Despite Trump’s alleged appeal to the general public, by May 1, less than one-third of the funds donated to his campaign committee for the 2024 election cycle were from grassroots supporters—individuals contributing less than $200. (Campaign finance reports usually lag one or two months behind.)

According to OpenSecrets, significant contributors made up 69 percent of Trump’s total of $121 million. Meanwhile, President Joe Biden’s campaign, which raised $195 million, received 54 percent from major donors.

On a broader scale, the majority of confirmed contributions from the most significant political contributors—the top 100 families—have been directed towards Republican candidates and organizations.

In the “hard money” classification—direct contributions to candidates, which are constrained by federal laws to modest amounts—Republicans received 27 percent more from the Top 100 families than Democrats did ($85.9 million vs. $67.9 million).

When considering all federal donations, including “soft money,” a segment that includes substantial donations allowed to party committees and unrestricted sums given to SuperPACs, Republicans amassed a staggering $508 million from the Top 100—triple the $169 million intake of the Democrats.

And this was all prior to Trump’s conviction.

As someone who covers wealth and tax policies, I believe Biden and the Democrats have unnerved some of America’s wealthiest individuals with their various (and mostly unsuccessful) attempts to tackle exploitative loopholes and increase taxes on corporations and the affluent elite. This encompasses propositions to tax the unrealized profits of the mega-rich—the theoretical gains on appreciating investments that are presently only taxed upon the sale of the assets.

Meanwhile, Trump and the Republicans are striving to uphold their unfavorable (and ultimately unsatisfactory) 2017 tax cuts—a move that the Congressional Budget Office estimates will cost the US government $3.5 trillion over a decade.

Trump has pledged to go even further: “We’re going to provide tax reductions,” he informed a gathering of “wealthy as hell” potential donors at a December Mar-a-Lago fundraiser.
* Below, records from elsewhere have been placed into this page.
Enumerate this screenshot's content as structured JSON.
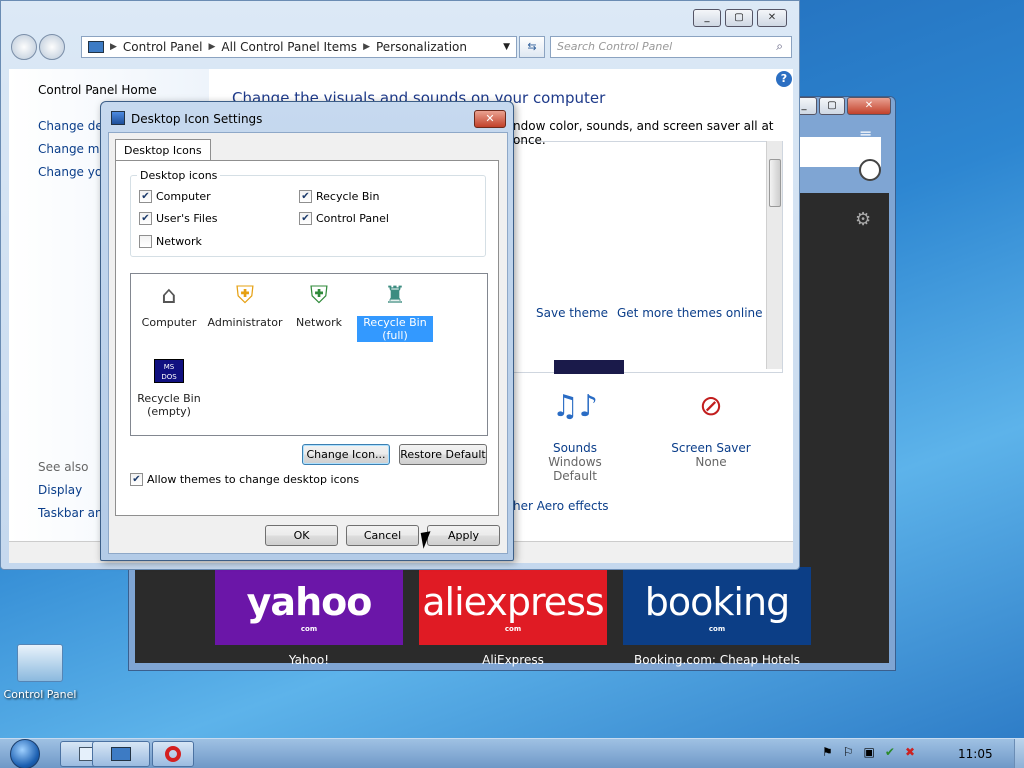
{
  "desktop": {
    "icon_label": "Control Panel"
  },
  "opera": {
    "tiles": [
      {
        "big": "yahoo",
        "com": "com",
        "label": "Yahoo!",
        "color": "#6b16a8"
      },
      {
        "big": "aliexpress",
        "com": "com",
        "label": "AliExpress",
        "color": "#e01b24"
      },
      {
        "big": "booking",
        "com": "com",
        "label": "Booking.com: Cheap Hotels",
        "color": "#0c3e86"
      }
    ]
  },
  "control_panel": {
    "breadcrumb": [
      "Control Panel",
      "All Control Panel Items",
      "Personalization"
    ],
    "search_placeholder": "Search Control Panel",
    "left": {
      "home": "Control Panel Home",
      "links": [
        "Change desktop icons",
        "Change mouse pointers",
        "Change your account picture"
      ],
      "links_visible": [
        "Change des",
        "Change mo",
        "Change you"
      ],
      "see_also": "See also",
      "see_also_links": [
        "Display",
        "Taskbar and"
      ]
    },
    "title": "Change the visuals and sounds on your computer",
    "subtitle_visible": "ndow color, sounds, and screen saver all at once.",
    "save_theme": "Save theme",
    "more_themes": "Get more themes online",
    "aero_link_visible": "her Aero effects",
    "sounds": {
      "label": "Sounds",
      "value": "Windows Default"
    },
    "screensaver": {
      "label": "Screen Saver",
      "value": "None"
    }
  },
  "dialog": {
    "title": "Desktop Icon Settings",
    "tab": "Desktop Icons",
    "group_title": "Desktop icons",
    "checkboxes": [
      {
        "label": "Computer",
        "checked": true
      },
      {
        "label": "Recycle Bin",
        "checked": true
      },
      {
        "label": "User's Files",
        "checked": true
      },
      {
        "label": "Control Panel",
        "checked": true
      },
      {
        "label": "Network",
        "checked": false
      }
    ],
    "icons": [
      {
        "label": "Computer",
        "selected": false
      },
      {
        "label": "Administrator",
        "selected": false
      },
      {
        "label": "Network",
        "selected": false
      },
      {
        "label": "Recycle Bin (full)",
        "selected": true
      },
      {
        "label": "Recycle Bin (empty)",
        "selected": false
      }
    ],
    "msdos_badge": "MS DOS",
    "change_icon": "Change Icon...",
    "restore_default": "Restore Default",
    "allow_themes": "Allow themes to change desktop icons",
    "allow_themes_checked": true,
    "ok": "OK",
    "cancel": "Cancel",
    "apply": "Apply"
  },
  "taskbar": {
    "clock": "11:05"
  }
}
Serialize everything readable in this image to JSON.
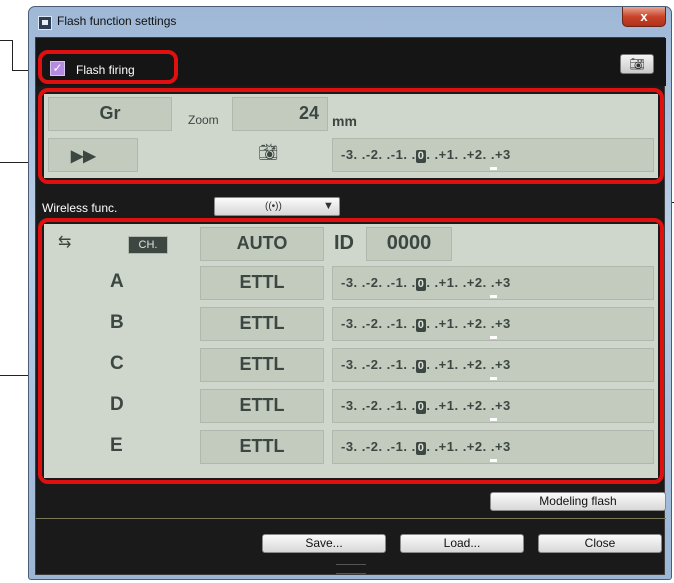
{
  "window": {
    "title": "Flash function settings",
    "close_glyph": "x"
  },
  "flash_firing": {
    "checked": true,
    "label": "Flash firing"
  },
  "top_panel": {
    "mode": "Gr",
    "zoom_label": "Zoom",
    "zoom_value": "24",
    "zoom_unit": "mm",
    "sync_icon": "high-speed-sync-icon",
    "fec_icon": "flash-exposure-compensation-icon",
    "scale_left": "-3. .-2. .-1. .",
    "scale_zero": "0",
    "scale_right": ". .+1. .+2. .+3"
  },
  "wireless": {
    "label": "Wireless func.",
    "dropdown_icon": "((•))",
    "dropdown_arrow": "▼"
  },
  "wireless_panel": {
    "ratio_icon": "flash-ratio-icon",
    "channel_label": "CH.",
    "channel_value": "AUTO",
    "id_label": "ID",
    "id_value": "0000",
    "groups": [
      {
        "name": "A",
        "mode": "ETTL"
      },
      {
        "name": "B",
        "mode": "ETTL"
      },
      {
        "name": "C",
        "mode": "ETTL"
      },
      {
        "name": "D",
        "mode": "ETTL"
      },
      {
        "name": "E",
        "mode": "ETTL"
      }
    ],
    "scale_left": "-3. .-2. .-1. .",
    "scale_zero": "0",
    "scale_right": ". .+1. .+2. .+3"
  },
  "buttons": {
    "modeling_flash": "Modeling flash",
    "save": "Save...",
    "load": "Load...",
    "close": "Close"
  },
  "colors": {
    "highlight": "#e01010",
    "panel": "#cfd6cc",
    "cell": "#c3cbbf",
    "text": "#3d4742"
  }
}
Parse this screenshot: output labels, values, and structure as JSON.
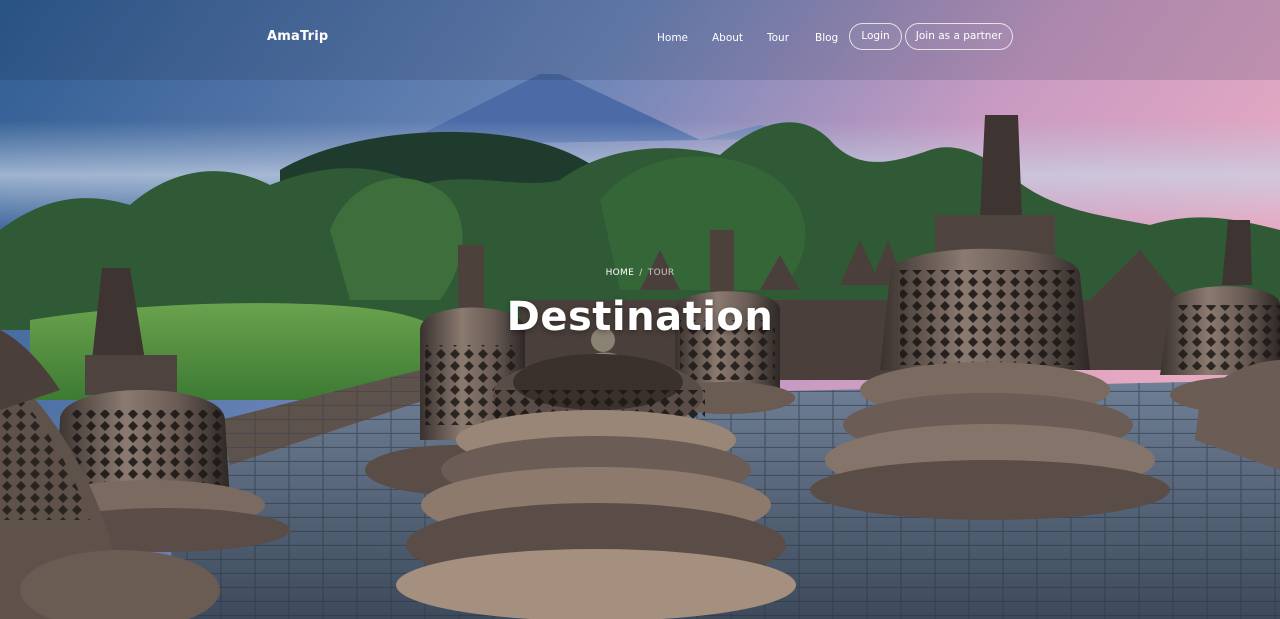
{
  "header": {
    "logo": "AmaTrip",
    "nav": {
      "home": "Home",
      "about": "About",
      "tour": "Tour",
      "blog": "Blog"
    },
    "login_label": "Login",
    "partner_label": "Join as a partner"
  },
  "hero": {
    "breadcrumb": {
      "home": "HOME",
      "separator": "/",
      "current": "TOUR"
    },
    "title": "Destination"
  },
  "colors": {
    "text": "#ffffff",
    "sky_top": "#2c5a8c",
    "sky_pink": "#d99fbf",
    "stone": "#6b5e57",
    "foliage": "#3f7a3a"
  }
}
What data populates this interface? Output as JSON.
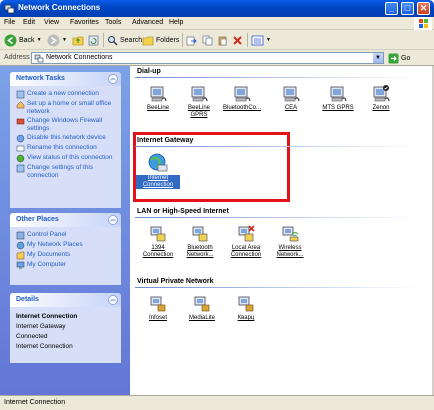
{
  "window": {
    "title": "Network Connections",
    "controls": {
      "minimize": "_",
      "maximize": "□",
      "close": "✕"
    }
  },
  "menu": [
    "File",
    "Edit",
    "View",
    "Favorites",
    "Tools",
    "Advanced",
    "Help"
  ],
  "toolbar": {
    "back": "Back",
    "search": "Search",
    "folders": "Folders"
  },
  "address": {
    "label": "Address",
    "value": "Network Connections",
    "go": "Go"
  },
  "tasks_panel": {
    "title": "Network Tasks",
    "items": [
      "Create a new connection",
      "Set up a home or small office network",
      "Change Windows Firewall settings",
      "Disable this network device",
      "Rename this connection",
      "View status of this connection",
      "Change settings of this connection"
    ]
  },
  "places_panel": {
    "title": "Other Places",
    "items": [
      "Control Panel",
      "My Network Places",
      "My Documents",
      "My Computer"
    ]
  },
  "details_panel": {
    "title": "Details",
    "name": "Internet Connection",
    "type": "Internet Gateway",
    "status": "Connected",
    "extra": "Internet Connection"
  },
  "groups": {
    "dialup": {
      "title": "Dial-up",
      "items": [
        "BeeLine",
        "BeeLine GPRS",
        "BluetoothCo...",
        "CEA",
        "MTS GPRS",
        "Zenon"
      ]
    },
    "gateway": {
      "title": "Internet Gateway",
      "items": [
        "Internet Connection"
      ]
    },
    "lan": {
      "title": "LAN or High-Speed Internet",
      "items": [
        "1394 Connection",
        "Bluetooth Network...",
        "Local Area Connection",
        "Wireless Network..."
      ]
    },
    "vpn": {
      "title": "Virtual Private Network",
      "items": [
        "Infoset",
        "MediaLite",
        "Кварц"
      ]
    }
  },
  "status": {
    "text": "Internet Connection"
  },
  "colors": {
    "accent": "#215dc6",
    "highlight": "#e2121a",
    "selection": "#316ac5"
  }
}
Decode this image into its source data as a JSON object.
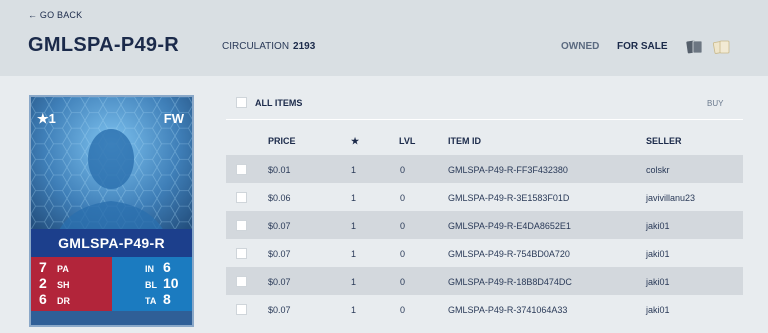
{
  "header": {
    "back_label": "← GO BACK",
    "title": "GMLSPA-P49-R",
    "circulation_label": "CIRCULATION",
    "circulation_value": "2193",
    "owned_label": "OWNED",
    "for_sale_label": "FOR SALE"
  },
  "card": {
    "rating": "★1",
    "position": "FW",
    "name": "GMLSPA-P49-R",
    "stats_left": [
      {
        "value": "7",
        "key": "PA"
      },
      {
        "value": "2",
        "key": "SH"
      },
      {
        "value": "6",
        "key": "DR"
      }
    ],
    "stats_right": [
      {
        "key": "IN",
        "value": "6"
      },
      {
        "key": "BL",
        "value": "10"
      },
      {
        "key": "TA",
        "value": "8"
      }
    ]
  },
  "table": {
    "all_items_label": "ALL ITEMS",
    "buy_label": "BUY",
    "headers": {
      "price": "PRICE",
      "star": "★",
      "lvl": "LVL",
      "item_id": "ITEM ID",
      "seller": "SELLER"
    },
    "rows": [
      {
        "price": "$0.01",
        "star": "1",
        "lvl": "0",
        "item_id": "GMLSPA-P49-R-FF3F432380",
        "seller": "colskr"
      },
      {
        "price": "$0.06",
        "star": "1",
        "lvl": "0",
        "item_id": "GMLSPA-P49-R-3E1583F01D",
        "seller": "javivillanu23"
      },
      {
        "price": "$0.07",
        "star": "1",
        "lvl": "0",
        "item_id": "GMLSPA-P49-R-E4DA8652E1",
        "seller": "jaki01"
      },
      {
        "price": "$0.07",
        "star": "1",
        "lvl": "0",
        "item_id": "GMLSPA-P49-R-754BD0A720",
        "seller": "jaki01"
      },
      {
        "price": "$0.07",
        "star": "1",
        "lvl": "0",
        "item_id": "GMLSPA-P49-R-18B8D474DC",
        "seller": "jaki01"
      },
      {
        "price": "$0.07",
        "star": "1",
        "lvl": "0",
        "item_id": "GMLSPA-P49-R-3741064A33",
        "seller": "jaki01"
      }
    ]
  },
  "colors": {
    "header_bg": "#d9dfe3",
    "row_dark": "#d3d8dd",
    "text": "#1b2a4a",
    "card_red": "#b2253a",
    "card_blue": "#1b7bc0"
  },
  "icons": [
    "card-stack-icon",
    "card-pack-icon",
    "player-silhouette-icon"
  ]
}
Since then, he has been overtly transactional in his fundraising efforts, cautioning affluent donors that backing Biden will come at a cost, whereas a second Trump administration’s policies would further enrich them, along with corporate shareholders. (He has also approached oil and gas executives for substantial donations, assuring them that his administration would pursue policies in their favor.)

A deluge of funds has flowed into Trump’s accounts since his conviction—the campaign asserts that it received $53 million in the initial 24 hours. While quite surreal, I suppose it all adds up. Considering that when Trump begins a post-conviction press briefing with the statement, “This is a situation where, if they can do this to me, they can do this to anyone,” several of those wealthy donors probably see it as a direct message to them.